    I do not aspire to such a big voice as the internet. Though I have numerous blogs I have set them all to private (took a bit to find out how to do that). I was utterly shocked to find that people had visited the sites before I could sort out how to privatize them. They are just course unpolished stones. Rough sketches. More distraction than content…

    It is only the digital format that has appeal over the handwritten journal. The digital format allows me to construct interrelated journals. To connect journals on one topic to another related topic. That is something I was doing on paper and invariably, I’d lose a thread. And if I ever figure out links! I can share the lectio that bore fruit in my heart.

    Now the internet have renamed journals — blogs. And WordPress and such assures that these blogs will be accessible to future generations. Set to private, I can later on invite those wiser than I to review them. If they are something that future generations may find some small merit in then they are left for them in a format that is more accessible. If not… delete is just a click away.

    The appeal of The New Media allows for what is called Mind Mapping which shows the cross pollination of ideas and sources. And I include a link here to show how this Mind Mapping principle is being applied to Bible Study..
    http://www.bibleglo.com/
    This was just released Oct. 15th… amazing.

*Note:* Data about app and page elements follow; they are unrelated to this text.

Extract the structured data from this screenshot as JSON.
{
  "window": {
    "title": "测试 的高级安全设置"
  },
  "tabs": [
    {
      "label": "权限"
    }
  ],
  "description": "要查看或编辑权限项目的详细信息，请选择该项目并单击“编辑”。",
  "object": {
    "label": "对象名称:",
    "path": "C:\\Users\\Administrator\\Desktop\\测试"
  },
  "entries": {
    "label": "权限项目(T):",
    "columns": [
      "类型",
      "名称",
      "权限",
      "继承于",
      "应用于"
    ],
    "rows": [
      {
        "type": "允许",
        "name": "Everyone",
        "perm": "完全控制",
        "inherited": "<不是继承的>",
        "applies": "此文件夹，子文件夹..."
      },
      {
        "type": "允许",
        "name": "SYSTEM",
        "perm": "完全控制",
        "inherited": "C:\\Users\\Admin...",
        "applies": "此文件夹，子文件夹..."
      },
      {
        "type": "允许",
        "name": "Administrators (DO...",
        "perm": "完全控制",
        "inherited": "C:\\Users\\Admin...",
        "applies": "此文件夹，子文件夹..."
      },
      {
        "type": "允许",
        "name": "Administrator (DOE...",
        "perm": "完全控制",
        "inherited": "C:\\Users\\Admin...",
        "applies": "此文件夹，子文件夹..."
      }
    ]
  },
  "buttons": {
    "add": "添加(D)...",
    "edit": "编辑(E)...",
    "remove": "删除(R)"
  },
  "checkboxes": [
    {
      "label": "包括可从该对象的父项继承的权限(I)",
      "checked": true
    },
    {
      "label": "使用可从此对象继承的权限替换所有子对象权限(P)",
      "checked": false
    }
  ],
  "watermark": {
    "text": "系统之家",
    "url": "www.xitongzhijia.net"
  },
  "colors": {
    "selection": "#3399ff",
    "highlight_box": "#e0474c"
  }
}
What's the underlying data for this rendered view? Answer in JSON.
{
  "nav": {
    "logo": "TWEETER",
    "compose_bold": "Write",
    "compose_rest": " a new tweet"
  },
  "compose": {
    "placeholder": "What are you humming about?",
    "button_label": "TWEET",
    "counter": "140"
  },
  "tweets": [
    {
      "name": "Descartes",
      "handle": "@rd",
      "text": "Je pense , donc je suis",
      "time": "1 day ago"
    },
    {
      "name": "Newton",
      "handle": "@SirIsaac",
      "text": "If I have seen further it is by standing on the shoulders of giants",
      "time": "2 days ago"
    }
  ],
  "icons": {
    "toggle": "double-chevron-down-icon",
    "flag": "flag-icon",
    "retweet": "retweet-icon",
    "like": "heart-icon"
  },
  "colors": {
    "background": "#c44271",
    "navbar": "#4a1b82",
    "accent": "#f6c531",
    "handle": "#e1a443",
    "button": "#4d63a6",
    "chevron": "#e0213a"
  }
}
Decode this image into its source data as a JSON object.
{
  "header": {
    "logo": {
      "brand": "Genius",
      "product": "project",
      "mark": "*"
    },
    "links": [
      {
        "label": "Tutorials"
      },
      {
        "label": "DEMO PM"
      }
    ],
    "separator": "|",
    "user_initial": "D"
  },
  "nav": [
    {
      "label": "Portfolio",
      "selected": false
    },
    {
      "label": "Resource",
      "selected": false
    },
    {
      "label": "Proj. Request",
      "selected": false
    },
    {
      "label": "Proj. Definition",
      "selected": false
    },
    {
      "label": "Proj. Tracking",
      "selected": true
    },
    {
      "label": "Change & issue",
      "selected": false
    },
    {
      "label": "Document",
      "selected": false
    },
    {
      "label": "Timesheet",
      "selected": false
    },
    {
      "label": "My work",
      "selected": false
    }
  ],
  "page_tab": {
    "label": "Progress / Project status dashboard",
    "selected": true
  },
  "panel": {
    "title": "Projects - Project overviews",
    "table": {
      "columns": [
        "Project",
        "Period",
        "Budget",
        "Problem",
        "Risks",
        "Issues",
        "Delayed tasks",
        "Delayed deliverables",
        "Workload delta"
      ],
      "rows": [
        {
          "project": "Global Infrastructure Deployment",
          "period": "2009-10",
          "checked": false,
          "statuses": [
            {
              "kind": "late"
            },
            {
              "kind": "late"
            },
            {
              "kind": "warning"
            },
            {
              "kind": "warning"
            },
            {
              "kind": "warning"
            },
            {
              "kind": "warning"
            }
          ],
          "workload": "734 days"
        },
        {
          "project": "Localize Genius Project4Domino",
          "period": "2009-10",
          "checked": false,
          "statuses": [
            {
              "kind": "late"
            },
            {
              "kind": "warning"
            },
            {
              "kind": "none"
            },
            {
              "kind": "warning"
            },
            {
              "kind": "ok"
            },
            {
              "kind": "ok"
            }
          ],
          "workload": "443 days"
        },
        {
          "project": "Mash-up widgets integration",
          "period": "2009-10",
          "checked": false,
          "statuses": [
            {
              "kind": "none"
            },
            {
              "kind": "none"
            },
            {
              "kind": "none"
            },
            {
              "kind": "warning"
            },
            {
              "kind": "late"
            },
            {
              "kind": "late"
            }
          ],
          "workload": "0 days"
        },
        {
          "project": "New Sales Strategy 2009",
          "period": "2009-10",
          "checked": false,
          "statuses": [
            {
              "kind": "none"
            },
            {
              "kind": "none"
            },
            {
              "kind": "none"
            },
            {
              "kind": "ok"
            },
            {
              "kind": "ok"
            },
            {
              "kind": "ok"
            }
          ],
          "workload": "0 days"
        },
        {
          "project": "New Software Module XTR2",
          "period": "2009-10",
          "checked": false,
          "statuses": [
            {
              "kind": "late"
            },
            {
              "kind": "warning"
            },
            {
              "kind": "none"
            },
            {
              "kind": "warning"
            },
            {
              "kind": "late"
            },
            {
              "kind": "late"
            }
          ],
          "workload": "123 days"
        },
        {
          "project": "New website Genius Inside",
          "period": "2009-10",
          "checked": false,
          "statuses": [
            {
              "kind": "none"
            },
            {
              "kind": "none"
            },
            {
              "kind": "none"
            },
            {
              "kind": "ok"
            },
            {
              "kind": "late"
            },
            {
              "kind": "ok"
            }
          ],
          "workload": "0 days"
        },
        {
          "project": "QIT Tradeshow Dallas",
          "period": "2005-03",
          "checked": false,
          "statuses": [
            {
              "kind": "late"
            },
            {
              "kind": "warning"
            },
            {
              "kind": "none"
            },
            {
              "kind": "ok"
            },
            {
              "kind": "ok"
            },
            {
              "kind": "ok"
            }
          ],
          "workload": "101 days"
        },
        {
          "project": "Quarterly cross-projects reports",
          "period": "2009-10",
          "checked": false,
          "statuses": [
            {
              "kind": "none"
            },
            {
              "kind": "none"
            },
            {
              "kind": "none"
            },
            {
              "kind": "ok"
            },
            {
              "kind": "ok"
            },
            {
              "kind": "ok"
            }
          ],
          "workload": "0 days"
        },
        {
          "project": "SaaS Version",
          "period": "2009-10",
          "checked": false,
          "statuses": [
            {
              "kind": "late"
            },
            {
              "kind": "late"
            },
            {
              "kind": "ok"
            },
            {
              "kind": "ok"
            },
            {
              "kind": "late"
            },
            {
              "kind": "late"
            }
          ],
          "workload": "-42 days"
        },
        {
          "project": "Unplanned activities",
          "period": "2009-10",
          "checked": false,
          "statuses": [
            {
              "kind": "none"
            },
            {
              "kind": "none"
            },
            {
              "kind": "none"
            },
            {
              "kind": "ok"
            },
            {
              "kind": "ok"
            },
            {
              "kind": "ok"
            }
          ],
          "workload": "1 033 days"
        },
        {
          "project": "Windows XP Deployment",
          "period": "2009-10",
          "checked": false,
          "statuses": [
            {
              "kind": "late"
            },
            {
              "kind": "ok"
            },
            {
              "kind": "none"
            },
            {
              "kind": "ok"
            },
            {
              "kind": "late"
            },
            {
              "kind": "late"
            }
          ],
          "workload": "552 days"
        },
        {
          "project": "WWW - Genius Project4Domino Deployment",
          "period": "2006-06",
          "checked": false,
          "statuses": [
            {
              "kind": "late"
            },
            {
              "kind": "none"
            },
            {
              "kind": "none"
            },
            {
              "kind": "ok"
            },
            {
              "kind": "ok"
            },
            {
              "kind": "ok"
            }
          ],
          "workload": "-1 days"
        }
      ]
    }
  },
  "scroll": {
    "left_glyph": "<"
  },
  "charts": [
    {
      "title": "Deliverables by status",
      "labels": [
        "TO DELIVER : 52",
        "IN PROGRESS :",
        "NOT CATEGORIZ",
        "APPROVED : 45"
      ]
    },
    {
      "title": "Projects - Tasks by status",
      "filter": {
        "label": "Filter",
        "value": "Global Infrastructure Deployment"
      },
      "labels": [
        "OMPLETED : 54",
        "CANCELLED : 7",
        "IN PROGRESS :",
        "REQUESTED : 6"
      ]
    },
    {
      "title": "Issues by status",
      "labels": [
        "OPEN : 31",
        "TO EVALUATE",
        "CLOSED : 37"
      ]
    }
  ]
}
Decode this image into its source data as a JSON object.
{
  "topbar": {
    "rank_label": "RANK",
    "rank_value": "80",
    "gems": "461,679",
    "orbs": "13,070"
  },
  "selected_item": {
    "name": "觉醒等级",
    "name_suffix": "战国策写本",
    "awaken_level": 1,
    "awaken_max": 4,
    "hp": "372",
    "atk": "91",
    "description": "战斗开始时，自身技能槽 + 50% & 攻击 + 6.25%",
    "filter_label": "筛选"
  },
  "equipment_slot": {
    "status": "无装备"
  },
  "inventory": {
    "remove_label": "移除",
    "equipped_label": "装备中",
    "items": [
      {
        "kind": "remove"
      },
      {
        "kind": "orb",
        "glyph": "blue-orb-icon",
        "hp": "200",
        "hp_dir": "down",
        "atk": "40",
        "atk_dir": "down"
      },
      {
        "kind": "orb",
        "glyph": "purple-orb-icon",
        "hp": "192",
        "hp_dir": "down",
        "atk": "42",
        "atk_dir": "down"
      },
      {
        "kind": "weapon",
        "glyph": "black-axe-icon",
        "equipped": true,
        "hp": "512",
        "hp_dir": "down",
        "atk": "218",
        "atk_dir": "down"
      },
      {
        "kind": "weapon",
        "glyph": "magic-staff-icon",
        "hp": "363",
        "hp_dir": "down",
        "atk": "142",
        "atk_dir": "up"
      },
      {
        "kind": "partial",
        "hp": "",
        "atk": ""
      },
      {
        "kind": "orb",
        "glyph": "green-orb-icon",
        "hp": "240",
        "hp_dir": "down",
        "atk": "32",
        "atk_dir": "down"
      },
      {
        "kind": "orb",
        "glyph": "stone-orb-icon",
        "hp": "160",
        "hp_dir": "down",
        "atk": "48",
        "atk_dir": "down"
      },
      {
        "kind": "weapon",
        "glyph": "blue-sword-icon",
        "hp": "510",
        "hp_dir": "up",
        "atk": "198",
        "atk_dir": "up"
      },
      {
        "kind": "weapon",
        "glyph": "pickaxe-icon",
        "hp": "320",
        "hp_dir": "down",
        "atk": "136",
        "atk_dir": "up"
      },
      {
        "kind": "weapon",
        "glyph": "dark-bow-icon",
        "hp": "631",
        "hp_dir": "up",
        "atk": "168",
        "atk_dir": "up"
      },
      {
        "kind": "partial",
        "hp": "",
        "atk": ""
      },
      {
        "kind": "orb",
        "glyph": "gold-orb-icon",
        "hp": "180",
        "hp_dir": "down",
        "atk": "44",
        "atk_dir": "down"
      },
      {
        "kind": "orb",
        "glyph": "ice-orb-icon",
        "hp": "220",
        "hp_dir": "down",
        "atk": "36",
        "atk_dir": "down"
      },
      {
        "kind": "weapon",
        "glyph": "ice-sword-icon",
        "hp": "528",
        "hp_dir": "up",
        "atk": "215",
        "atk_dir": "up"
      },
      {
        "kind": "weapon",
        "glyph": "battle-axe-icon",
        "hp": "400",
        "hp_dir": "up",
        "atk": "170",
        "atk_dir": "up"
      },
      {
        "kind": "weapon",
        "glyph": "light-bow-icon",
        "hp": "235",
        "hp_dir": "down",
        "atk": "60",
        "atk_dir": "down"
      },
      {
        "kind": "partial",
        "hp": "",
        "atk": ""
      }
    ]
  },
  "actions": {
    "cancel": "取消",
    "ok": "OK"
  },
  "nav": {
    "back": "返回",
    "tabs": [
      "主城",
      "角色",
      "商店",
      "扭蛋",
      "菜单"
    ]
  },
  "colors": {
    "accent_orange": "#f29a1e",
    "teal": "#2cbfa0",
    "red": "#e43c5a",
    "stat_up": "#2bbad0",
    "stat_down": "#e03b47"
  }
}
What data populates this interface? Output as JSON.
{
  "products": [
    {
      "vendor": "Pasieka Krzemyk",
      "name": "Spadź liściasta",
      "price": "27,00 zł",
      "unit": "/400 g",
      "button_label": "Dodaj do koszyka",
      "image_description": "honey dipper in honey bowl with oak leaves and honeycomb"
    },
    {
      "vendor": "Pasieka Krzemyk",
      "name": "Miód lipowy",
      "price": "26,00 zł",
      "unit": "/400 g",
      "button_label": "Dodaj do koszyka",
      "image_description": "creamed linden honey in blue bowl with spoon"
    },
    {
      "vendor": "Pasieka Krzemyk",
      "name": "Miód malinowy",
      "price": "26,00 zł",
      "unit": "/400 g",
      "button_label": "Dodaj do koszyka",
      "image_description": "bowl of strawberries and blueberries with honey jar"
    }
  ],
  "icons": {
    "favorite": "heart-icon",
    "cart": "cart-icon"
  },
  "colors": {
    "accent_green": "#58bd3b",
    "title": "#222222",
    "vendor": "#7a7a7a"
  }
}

    I also include a link to another Bible Study site that isn’t as complex and elegant but is burdened by the issue of Copyright Protection. The first link is to the site as it breaks open the Beatitudes http://bibleseo.com/matthew/beatitudes-blessed-poor-spirit-8-part-series/
    And this second link… speaks to the struggles that they are facing over infringement on their copyrights http://www.biblecentreinfo.com/

    I have used Mystagogy for the Anawim as a reminder to myself and to others of the poor who do not have the price of admission to the New Media… and my journals/blogs/and postings under various usernames are simply the record of my own struggle to live on a daily basis… a Mystagogy for the Anawim that is unfolding as a Prayer of The Heart. A Mystagogy of such simplicity that the price has already been paid through the Life, Death and Resurrection of Jesus Christ.

    No electricity, computers or computer skills required…

    Amen

    Like

  2. vhoagland Post author

    I liked the examples you suggested and hope to work towards what they suggest. We have to “learn by doing,” even if our doing is imperfect, “unpolished stones” as you say.

    The scriptures and the liturgy that derive from them must be broken down, as you also say, for the littles ones, who are also us, passing on what we struggle to understand ourselves.

    Like

Leave a Reply

Fill in your details below or click an icon to log in:

WordPress.com Logo

You are commenting using your WordPress.com account. Log Out /  Change )

Google photo

You are commenting using your Google account. Log Out /  Change )

Twitter picture

You are commenting using your Twitter account. Log Out /  Change )

Facebook photo

You are commenting using your Facebook account. Log Out /  Change )

Connecting to %s